Now that I’m newly thinking about helping out with another project in Cocoa, it’s getting me thinking about some issues I’ve had with Cocoa.
Let’s start with files.
Here’s a demonstration for you. Open TextEdit and save a file to the desktop. Go to the desktop and move the file somewhere else. Then go back to TextEdit, modify the file, and save it again.
Presto! New file on the desktop.
Do the same thing in BBEdit. No new file appears on the desktop. Instead, the changes are made to the moved file.
Now, some of you are saying, “Ah ha, bug in TextEdit!” Others of you are saying, “Ah, ha, weird behavior in BBEdit!”
This schism is described in detail in the macosx-dev mailing list thread “Paths, FSRef, Alias, Resource Fork, and the Big Schism”.

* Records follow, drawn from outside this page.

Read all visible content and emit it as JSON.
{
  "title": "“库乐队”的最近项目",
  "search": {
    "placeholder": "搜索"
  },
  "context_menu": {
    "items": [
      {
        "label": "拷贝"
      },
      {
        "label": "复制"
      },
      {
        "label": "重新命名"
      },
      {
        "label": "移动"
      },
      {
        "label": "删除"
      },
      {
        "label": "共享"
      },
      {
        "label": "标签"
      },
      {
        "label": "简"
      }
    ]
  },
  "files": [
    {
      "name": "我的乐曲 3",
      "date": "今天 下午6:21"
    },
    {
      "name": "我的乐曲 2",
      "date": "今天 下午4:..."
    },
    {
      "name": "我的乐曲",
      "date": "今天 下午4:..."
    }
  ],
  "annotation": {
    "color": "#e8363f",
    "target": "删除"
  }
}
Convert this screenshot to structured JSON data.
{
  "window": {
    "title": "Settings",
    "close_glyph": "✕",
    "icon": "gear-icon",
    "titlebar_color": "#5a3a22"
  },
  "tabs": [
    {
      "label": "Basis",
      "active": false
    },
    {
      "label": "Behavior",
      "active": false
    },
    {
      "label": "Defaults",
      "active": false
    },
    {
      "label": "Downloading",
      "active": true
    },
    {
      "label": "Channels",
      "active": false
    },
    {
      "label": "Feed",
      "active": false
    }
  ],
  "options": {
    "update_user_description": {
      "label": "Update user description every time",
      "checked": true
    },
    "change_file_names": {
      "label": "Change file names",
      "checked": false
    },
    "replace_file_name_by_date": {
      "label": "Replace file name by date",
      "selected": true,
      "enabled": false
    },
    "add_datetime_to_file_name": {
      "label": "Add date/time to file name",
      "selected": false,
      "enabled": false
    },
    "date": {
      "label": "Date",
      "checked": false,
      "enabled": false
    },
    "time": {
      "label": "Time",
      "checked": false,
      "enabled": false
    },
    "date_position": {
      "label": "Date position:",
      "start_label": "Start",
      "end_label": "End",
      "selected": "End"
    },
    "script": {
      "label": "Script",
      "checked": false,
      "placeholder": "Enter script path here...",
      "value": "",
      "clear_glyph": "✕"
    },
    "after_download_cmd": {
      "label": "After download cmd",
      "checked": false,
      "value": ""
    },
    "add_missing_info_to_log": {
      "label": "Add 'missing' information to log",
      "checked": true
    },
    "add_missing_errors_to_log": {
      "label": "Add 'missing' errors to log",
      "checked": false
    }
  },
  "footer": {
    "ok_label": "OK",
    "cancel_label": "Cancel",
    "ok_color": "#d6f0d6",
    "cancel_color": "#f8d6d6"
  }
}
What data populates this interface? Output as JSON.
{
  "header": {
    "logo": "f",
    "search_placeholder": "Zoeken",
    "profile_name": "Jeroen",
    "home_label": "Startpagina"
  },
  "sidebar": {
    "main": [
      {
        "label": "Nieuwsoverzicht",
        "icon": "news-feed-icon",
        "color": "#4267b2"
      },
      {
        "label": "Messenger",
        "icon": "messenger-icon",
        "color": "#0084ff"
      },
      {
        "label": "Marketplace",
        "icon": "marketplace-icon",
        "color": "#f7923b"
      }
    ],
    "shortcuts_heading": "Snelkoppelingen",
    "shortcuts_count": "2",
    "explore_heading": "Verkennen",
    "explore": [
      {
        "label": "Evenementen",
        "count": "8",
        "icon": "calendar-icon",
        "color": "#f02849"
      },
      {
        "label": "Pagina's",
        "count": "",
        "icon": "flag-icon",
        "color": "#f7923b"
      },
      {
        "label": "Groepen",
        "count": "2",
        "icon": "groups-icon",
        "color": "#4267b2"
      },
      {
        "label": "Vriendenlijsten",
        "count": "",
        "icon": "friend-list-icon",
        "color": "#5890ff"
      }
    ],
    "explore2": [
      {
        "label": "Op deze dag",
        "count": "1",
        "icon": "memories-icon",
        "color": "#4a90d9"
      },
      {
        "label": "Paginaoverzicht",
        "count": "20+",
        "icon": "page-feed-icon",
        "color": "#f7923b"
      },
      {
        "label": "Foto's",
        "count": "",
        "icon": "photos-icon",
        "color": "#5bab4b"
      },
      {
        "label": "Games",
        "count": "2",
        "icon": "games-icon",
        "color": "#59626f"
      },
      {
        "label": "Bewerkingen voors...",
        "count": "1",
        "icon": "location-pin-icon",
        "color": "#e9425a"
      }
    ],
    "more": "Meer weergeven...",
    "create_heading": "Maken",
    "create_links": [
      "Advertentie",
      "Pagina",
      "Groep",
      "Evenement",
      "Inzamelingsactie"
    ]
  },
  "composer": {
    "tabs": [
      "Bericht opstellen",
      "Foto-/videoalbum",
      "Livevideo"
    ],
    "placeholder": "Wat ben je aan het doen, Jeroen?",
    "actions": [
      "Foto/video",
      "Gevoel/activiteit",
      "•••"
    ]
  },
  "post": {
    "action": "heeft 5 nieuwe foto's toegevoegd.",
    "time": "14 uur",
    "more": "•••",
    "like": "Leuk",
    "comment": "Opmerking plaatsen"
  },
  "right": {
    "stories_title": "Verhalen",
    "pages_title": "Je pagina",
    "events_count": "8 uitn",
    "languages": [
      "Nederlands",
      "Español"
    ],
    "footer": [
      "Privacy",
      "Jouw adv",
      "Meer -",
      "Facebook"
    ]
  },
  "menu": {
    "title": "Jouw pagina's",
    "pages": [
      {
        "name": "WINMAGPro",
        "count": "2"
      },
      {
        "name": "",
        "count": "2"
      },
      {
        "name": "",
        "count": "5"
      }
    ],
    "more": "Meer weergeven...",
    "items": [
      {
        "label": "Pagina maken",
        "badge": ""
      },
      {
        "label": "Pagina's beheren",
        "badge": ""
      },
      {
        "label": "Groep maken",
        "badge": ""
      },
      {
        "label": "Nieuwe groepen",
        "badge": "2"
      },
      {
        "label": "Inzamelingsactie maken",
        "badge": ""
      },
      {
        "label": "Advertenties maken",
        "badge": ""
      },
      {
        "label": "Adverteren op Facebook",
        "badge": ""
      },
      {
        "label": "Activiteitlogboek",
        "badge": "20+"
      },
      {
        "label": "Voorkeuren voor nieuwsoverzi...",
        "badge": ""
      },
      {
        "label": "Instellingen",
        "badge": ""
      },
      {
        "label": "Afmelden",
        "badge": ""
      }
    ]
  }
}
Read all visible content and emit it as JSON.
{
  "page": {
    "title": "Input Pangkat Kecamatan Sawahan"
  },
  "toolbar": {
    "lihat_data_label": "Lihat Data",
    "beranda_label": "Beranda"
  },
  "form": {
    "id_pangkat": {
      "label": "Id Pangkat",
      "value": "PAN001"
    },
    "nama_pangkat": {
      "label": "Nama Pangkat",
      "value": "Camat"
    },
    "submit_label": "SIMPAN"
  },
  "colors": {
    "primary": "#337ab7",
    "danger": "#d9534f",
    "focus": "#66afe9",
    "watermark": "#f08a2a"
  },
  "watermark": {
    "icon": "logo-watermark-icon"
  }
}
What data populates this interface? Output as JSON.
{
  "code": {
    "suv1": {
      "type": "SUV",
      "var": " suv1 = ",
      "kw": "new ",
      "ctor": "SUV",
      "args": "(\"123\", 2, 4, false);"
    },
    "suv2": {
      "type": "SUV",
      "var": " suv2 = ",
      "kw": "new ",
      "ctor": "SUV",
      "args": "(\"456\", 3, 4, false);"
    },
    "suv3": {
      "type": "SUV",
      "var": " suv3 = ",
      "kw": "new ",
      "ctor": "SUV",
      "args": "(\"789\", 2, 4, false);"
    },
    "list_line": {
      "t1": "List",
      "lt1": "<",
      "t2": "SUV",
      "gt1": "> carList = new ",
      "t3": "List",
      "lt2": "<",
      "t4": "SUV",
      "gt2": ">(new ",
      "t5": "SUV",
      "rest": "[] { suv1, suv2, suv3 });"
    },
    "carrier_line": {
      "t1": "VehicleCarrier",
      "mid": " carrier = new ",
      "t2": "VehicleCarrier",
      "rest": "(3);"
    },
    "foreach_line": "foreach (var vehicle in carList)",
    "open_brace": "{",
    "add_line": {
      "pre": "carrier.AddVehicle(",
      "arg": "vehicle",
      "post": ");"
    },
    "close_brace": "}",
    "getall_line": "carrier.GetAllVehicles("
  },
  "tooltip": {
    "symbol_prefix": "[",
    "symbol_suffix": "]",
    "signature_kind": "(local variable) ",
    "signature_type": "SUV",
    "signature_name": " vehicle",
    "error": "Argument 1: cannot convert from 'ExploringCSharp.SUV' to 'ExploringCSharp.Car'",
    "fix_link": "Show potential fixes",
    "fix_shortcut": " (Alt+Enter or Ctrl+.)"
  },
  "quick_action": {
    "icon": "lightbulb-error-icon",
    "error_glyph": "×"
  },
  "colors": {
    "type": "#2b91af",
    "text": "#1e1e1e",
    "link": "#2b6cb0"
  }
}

As an old Mac user, I think the BBEdit behavior is correct – just because you’ve moved a file doesn’t mean it’s in any way different. The most effective argument to the contrary is that many computer users aren’t used to this behavior, because of experience with Windows and Unix-like OSes.
Another argument in the thread is that, in certain circumstances, this isn’t the behavior you want. For developer projects, for instance, you often want the IDE to refer to projects by paths relative to the project or a particular location. Moving a file doesn’t mean changing the path, it means removing that file from consideration in the project.
I had already gone down this route with my now-abandoned Toolbox-based MacTADS. Writing your own framework does give you the freedom to, say, come up with your own, appropriate file classes.
But I do think that, apart from those special cases, I as a user would rather have the BBEdit behavior. So it distresses me (a) that Cocoa does not have a real file class, and (b) that I so often see NSString substituting for a file reference.